>>>

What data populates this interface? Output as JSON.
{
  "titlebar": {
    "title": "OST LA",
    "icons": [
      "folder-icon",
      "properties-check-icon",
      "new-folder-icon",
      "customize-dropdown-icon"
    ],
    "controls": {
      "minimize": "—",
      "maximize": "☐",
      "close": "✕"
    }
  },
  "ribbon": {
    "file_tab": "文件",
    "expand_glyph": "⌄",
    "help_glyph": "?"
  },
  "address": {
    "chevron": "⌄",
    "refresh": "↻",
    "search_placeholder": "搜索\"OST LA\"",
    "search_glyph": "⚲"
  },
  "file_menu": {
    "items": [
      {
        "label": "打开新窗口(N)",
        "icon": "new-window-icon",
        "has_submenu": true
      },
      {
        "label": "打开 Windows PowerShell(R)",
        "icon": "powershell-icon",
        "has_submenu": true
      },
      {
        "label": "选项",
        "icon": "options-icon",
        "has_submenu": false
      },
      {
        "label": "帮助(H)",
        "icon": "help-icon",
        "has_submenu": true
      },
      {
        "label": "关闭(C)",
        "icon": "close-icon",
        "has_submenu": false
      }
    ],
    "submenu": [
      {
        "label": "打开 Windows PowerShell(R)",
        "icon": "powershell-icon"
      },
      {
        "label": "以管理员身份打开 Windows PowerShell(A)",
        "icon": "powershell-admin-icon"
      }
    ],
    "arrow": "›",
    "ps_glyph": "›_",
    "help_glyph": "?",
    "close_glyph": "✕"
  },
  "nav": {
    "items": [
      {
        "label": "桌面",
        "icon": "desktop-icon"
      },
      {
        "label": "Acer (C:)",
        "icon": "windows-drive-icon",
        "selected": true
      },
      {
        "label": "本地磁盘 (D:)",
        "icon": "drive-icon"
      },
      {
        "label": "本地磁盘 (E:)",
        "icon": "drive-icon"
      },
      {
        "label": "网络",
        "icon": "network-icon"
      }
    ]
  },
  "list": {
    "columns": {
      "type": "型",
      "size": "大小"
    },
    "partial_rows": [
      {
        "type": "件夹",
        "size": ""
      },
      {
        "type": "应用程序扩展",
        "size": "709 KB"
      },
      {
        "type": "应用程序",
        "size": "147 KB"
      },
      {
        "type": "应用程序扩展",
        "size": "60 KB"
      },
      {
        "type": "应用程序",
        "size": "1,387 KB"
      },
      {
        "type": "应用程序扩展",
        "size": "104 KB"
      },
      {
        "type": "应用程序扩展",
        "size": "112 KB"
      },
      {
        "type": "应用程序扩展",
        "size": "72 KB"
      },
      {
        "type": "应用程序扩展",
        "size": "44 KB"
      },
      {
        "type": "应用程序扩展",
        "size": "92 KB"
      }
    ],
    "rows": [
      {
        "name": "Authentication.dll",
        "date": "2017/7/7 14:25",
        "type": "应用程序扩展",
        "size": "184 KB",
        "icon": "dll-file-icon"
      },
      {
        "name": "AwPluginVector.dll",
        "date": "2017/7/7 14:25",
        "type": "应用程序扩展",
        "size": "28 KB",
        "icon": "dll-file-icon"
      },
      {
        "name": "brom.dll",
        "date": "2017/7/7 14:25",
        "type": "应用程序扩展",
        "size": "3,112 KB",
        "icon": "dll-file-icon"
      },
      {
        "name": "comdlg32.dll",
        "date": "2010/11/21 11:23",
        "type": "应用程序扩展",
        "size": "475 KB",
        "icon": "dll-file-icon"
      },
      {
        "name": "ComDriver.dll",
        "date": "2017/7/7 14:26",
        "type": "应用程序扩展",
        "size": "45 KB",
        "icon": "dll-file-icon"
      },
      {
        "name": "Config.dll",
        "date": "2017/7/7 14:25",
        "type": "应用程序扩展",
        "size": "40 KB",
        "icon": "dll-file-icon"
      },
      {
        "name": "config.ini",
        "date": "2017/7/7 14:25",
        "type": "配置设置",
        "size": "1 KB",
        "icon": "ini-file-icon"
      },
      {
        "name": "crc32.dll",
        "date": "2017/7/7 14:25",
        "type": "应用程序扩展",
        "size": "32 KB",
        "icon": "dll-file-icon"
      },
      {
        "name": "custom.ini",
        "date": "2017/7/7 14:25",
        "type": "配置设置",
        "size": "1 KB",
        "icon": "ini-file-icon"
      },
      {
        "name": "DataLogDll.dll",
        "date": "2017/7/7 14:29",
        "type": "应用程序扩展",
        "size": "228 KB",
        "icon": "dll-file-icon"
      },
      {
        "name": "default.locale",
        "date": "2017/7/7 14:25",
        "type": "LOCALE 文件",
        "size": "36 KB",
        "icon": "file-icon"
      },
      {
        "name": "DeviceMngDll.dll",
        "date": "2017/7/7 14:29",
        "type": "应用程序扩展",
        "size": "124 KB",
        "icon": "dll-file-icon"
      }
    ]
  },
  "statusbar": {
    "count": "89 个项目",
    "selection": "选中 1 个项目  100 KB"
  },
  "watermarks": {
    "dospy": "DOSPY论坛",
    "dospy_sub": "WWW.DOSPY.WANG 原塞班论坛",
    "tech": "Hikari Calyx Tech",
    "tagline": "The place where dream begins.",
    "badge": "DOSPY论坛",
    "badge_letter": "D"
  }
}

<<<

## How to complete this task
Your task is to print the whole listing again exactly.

## Task response
What data populates this interface? Output as JSON.
{
  "titlebar": {
    "title": "OST LA",
    "icons": [
      "folder-icon",
      "properties-check-icon",
      "new-folder-icon",
      "customize-dropdown-icon"
    ],
    "controls": {
      "minimize": "—",
      "maximize": "☐",
      "close": "✕"
    }
  },
  "ribbon": {
    "file_tab": "文件",
    "expand_glyph": "⌄",
    "help_glyph": "?"
  },
  "address": {
    "chevron": "⌄",
    "refresh": "↻",
    "search_placeholder": "搜索\"OST LA\"",
    "search_glyph": "⚲"
  },
  "file_menu": {
    "items": [
      {
        "label": "打开新窗口(N)",
        "icon": "new-window-icon",
        "has_submenu": true
      },
      {
        "label": "打开 Windows PowerShell(R)",
        "icon": "powershell-icon",
        "has_submenu": true
      },
      {
        "label": "选项",
        "icon": "options-icon",
        "has_submenu": false
      },
      {
        "label": "帮助(H)",
        "icon": "help-icon",
        "has_submenu": true
      },
      {
        "label": "关闭(C)",
        "icon": "close-icon",
        "has_submenu": false
      }
    ],
    "submenu": [
      {
        "label": "打开 Windows PowerShell(R)",
        "icon": "powershell-icon"
      },
      {
        "label": "以管理员身份打开 Windows PowerShell(A)",
        "icon": "powershell-admin-icon"
      }
    ],
    "arrow": "›",
    "ps_glyph": "›_",
    "help_glyph": "?",
    "close_glyph": "✕"
  },
  "nav": {
    "items": [
      {
        "label": "桌面",
        "icon": "desktop-icon"
      },
      {
        "label": "Acer (C:)",
        "icon": "windows-drive-icon",
        "selected": true
      },
      {
        "label": "本地磁盘 (D:)",
        "icon": "drive-icon"
      },
      {
        "label": "本地磁盘 (E:)",
        "icon": "drive-icon"
      },
      {
        "label": "网络",
        "icon": "network-icon"
      }
    ]
  },
  "list": {
    "columns": {
      "type": "型",
      "size": "大小"
    },
    "partial_rows": [
      {
        "type": "件夹",
        "size": ""
      },
      {
        "type": "应用程序扩展",
        "size": "709 KB"
      },
      {
        "type": "应用程序",
        "size": "147 KB"
      },
      {
        "type": "应用程序扩展",
        "size": "60 KB"
      },
      {
        "type": "应用程序",
        "size": "1,387 KB"
      },
      {
        "type": "应用程序扩展",
        "size": "104 KB"
      },
      {
        "type": "应用程序扩展",
        "size": "112 KB"
      },
      {
        "type": "应用程序扩展",
        "size": "72 KB"
      },
      {
        "type": "应用程序扩展",
        "size": "44 KB"
      },
      {
        "type": "应用程序扩展",
        "size": "92 KB"
      }
    ],
    "rows": [
      {
        "name": "Authentication.dll",
        "date": "2017/7/7 14:25",
        "type": "应用程序扩展",
        "size": "184 KB",
        "icon": "dll-file-icon"
      },
      {
        "name": "AwPluginVector.dll",
        "date": "2017/7/7 14:25",
        "type": "应用程序扩展",
        "size": "28 KB",
        "icon": "dll-file-icon"
      },
      {
        "name": "brom.dll",
        "date": "2017/7/7 14:25",
        "type": "应用程序扩展",
        "size": "3,112 KB",
        "icon": "dll-file-icon"
      },
      {
        "name": "comdlg32.dll",
        "date": "2010/11/21 11:23",
        "type": "应用程序扩展",
        "size": "475 KB",
        "icon": "dll-file-icon"
      },
      {
        "name": "ComDriver.dll",
        "date": "2017/7/7 14:26",
        "type": "应用程序扩展",
        "size": "45 KB",
        "icon": "dll-file-icon"
      },
      {
        "name": "Config.dll",
        "date": "2017/7/7 14:25",
        "type": "应用程序扩展",
        "size": "40 KB",
        "icon": "dll-file-icon"
      },
      {
        "name": "config.ini",
        "date": "2017/7/7 14:25",
        "type": "配置设置",
        "size": "1 KB",
        "icon": "ini-file-icon"
      },
      {
        "name": "crc32.dll",
        "date": "2017/7/7 14:25",
        "type": "应用程序扩展",
        "size": "32 KB",
        "icon": "dll-file-icon"
      },
      {
        "name": "custom.ini",
        "date": "2017/7/7 14:25",
        "type": "配置设置",
        "size": "1 KB",
        "icon": "ini-file-icon"
      },
      {
        "name": "DataLogDll.dll",
        "date": "2017/7/7 14:29",
        "type": "应用程序扩展",
        "size": "228 KB",
        "icon": "dll-file-icon"
      },
      {
        "name": "default.locale",
        "date": "2017/7/7 14:25",
        "type": "LOCALE 文件",
        "size": "36 KB",
        "icon": "file-icon"
      },
      {
        "name": "DeviceMngDll.dll",
        "date": "2017/7/7 14:29",
        "type": "应用程序扩展",
        "size": "124 KB",
        "icon": "dll-file-icon"
      }
    ]
  },
  "statusbar": {
    "count": "89 个项目",
    "selection": "选中 1 个项目  100 KB"
  },
  "watermarks": {
    "dospy": "DOSPY论坛",
    "dospy_sub": "WWW.DOSPY.WANG 原塞班论坛",
    "tech": "Hikari Calyx Tech",
    "tagline": "The place where dream begins.",
    "badge": "DOSPY论坛",
    "badge_letter": "D"
  }
}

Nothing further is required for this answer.